Component data from apps and pages
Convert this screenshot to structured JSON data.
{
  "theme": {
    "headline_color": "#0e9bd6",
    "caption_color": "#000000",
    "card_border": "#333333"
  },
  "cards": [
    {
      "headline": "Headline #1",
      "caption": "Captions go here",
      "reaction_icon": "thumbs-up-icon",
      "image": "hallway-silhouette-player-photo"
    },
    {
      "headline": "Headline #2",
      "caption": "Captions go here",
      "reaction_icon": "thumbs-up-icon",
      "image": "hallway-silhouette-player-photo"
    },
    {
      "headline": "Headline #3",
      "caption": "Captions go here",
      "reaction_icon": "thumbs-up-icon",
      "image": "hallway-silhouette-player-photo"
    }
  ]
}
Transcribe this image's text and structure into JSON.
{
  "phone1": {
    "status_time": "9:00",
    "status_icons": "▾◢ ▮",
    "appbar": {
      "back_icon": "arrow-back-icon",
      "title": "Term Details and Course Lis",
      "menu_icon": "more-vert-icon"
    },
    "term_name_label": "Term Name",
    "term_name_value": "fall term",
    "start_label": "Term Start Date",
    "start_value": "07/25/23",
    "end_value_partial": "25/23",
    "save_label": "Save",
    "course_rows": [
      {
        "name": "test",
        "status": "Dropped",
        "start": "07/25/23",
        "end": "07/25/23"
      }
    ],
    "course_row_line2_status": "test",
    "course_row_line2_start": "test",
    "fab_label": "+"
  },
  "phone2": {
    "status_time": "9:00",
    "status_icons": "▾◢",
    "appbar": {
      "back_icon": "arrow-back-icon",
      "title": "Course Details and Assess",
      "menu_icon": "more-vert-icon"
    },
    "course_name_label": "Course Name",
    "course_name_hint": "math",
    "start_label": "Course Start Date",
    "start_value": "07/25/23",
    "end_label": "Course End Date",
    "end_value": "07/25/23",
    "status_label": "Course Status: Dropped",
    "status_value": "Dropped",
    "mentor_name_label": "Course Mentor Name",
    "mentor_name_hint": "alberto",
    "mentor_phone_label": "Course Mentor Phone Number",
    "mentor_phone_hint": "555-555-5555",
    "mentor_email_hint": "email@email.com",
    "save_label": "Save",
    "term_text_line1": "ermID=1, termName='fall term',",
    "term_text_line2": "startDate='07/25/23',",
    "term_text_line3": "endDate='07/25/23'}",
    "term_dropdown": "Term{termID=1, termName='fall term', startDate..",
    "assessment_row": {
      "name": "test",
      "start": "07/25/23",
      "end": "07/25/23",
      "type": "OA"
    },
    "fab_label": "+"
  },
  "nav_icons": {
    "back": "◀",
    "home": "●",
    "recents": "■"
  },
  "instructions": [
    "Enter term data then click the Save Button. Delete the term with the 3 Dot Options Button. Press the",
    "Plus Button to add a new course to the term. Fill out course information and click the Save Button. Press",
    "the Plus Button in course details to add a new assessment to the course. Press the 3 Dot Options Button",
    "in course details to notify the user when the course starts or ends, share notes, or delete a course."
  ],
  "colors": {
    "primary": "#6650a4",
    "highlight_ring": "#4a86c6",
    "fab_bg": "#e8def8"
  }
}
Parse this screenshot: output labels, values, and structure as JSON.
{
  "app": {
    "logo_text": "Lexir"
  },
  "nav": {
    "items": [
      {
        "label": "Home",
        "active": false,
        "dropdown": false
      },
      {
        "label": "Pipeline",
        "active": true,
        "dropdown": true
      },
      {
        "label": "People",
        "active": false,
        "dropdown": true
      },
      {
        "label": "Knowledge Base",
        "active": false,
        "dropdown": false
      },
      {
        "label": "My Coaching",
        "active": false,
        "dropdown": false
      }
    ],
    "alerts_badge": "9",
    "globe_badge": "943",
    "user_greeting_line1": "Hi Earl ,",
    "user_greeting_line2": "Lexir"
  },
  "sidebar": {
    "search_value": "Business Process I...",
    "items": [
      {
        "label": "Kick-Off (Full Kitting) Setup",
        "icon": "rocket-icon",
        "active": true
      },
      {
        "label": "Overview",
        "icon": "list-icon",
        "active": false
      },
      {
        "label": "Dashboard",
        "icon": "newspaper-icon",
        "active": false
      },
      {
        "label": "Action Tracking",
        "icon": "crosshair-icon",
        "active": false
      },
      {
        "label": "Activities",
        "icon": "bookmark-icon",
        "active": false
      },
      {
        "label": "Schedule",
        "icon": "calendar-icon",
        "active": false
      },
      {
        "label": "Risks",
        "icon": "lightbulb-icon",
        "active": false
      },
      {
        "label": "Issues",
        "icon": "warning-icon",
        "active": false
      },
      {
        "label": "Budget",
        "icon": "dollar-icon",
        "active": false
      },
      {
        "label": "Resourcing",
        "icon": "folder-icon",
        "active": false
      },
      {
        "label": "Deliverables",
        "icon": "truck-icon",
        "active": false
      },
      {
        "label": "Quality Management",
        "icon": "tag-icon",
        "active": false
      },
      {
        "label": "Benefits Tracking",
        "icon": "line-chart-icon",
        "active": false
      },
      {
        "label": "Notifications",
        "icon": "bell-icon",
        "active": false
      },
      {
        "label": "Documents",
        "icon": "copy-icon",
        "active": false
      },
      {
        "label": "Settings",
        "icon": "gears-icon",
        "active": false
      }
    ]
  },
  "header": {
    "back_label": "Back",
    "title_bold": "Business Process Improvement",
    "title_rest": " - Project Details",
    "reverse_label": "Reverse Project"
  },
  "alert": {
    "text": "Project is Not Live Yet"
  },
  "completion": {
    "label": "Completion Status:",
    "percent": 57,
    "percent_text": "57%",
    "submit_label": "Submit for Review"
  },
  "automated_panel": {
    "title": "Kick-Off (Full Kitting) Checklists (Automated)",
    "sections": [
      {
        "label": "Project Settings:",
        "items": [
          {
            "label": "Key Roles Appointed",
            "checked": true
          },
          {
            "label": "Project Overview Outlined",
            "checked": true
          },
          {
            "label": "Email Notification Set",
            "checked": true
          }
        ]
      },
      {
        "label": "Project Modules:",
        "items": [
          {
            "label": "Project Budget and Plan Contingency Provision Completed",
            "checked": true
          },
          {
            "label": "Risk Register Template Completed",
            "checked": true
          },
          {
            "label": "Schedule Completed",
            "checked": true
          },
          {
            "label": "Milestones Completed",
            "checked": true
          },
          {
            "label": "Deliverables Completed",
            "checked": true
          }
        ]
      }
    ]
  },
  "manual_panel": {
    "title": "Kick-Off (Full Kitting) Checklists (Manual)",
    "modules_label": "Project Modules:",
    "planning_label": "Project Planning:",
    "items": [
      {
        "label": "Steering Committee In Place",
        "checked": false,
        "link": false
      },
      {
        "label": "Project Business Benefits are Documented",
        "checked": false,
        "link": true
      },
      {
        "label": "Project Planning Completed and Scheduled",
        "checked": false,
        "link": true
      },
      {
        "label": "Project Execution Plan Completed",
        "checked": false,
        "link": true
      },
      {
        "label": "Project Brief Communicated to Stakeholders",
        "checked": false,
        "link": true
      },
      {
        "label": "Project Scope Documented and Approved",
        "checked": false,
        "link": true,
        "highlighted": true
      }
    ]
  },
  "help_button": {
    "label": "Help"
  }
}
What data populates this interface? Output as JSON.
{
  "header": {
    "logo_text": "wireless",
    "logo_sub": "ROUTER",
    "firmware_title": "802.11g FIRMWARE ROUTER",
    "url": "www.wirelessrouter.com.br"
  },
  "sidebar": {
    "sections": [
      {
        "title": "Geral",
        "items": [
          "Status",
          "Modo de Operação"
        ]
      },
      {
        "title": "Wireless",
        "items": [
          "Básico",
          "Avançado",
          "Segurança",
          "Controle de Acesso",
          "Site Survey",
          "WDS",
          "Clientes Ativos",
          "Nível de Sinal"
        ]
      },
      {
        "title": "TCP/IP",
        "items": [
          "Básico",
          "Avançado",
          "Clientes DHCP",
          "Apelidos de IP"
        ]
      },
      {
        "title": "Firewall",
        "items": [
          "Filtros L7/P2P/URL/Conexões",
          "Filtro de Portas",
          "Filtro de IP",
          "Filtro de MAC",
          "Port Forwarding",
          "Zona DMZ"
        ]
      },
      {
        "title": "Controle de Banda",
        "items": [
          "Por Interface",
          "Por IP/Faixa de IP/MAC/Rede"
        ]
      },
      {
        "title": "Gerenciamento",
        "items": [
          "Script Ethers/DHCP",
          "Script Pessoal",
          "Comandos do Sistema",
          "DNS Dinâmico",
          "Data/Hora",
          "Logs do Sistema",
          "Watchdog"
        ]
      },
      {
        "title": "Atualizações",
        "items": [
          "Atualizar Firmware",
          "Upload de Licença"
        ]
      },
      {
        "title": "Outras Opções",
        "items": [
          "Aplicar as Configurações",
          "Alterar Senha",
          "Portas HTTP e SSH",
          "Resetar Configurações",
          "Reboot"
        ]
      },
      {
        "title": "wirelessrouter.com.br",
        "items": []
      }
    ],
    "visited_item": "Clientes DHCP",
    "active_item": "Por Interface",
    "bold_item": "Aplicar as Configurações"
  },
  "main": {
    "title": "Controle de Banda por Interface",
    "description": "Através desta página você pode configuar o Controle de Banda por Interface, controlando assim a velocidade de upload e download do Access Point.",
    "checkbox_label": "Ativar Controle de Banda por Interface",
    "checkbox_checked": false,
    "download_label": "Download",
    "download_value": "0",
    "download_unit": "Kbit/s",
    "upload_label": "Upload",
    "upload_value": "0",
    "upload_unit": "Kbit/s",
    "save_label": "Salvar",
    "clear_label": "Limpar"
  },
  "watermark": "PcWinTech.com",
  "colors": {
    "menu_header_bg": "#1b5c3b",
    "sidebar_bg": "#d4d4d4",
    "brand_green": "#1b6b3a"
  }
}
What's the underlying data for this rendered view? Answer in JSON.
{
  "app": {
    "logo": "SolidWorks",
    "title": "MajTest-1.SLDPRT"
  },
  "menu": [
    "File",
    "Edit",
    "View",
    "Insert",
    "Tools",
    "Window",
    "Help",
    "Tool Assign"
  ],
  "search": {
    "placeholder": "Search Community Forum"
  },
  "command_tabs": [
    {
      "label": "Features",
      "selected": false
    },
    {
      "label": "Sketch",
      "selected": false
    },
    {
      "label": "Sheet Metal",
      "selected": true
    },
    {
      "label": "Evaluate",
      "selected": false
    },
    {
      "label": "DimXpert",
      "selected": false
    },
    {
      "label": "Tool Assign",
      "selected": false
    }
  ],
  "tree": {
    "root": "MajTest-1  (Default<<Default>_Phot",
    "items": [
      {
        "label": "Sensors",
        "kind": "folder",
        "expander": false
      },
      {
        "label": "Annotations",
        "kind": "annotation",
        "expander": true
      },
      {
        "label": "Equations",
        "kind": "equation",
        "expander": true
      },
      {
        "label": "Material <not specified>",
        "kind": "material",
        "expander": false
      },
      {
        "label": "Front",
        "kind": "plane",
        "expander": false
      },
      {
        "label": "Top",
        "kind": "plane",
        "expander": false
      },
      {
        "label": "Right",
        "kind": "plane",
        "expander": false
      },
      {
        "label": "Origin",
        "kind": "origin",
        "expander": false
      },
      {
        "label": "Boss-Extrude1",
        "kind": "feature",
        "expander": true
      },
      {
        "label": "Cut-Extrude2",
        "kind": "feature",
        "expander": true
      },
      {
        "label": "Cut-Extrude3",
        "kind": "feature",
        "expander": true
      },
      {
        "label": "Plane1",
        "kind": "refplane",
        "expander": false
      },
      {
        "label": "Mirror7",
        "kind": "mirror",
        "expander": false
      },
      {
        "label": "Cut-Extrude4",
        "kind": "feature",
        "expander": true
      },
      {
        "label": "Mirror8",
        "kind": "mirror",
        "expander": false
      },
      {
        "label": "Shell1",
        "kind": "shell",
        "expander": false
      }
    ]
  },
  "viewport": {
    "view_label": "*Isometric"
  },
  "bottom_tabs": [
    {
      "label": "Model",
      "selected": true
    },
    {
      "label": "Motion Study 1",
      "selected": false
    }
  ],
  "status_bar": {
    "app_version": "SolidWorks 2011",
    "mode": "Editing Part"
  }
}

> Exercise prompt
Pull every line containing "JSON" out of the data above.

> Output of the exercise
Convert this screenshot to structured JSON data.
Transcribe this image's text and structure into JSON.
Parse this screenshot: output labels, values, and structure as JSON.
What data populates this interface? Output as JSON.
What's the underlying data for this rendered view? Answer in JSON.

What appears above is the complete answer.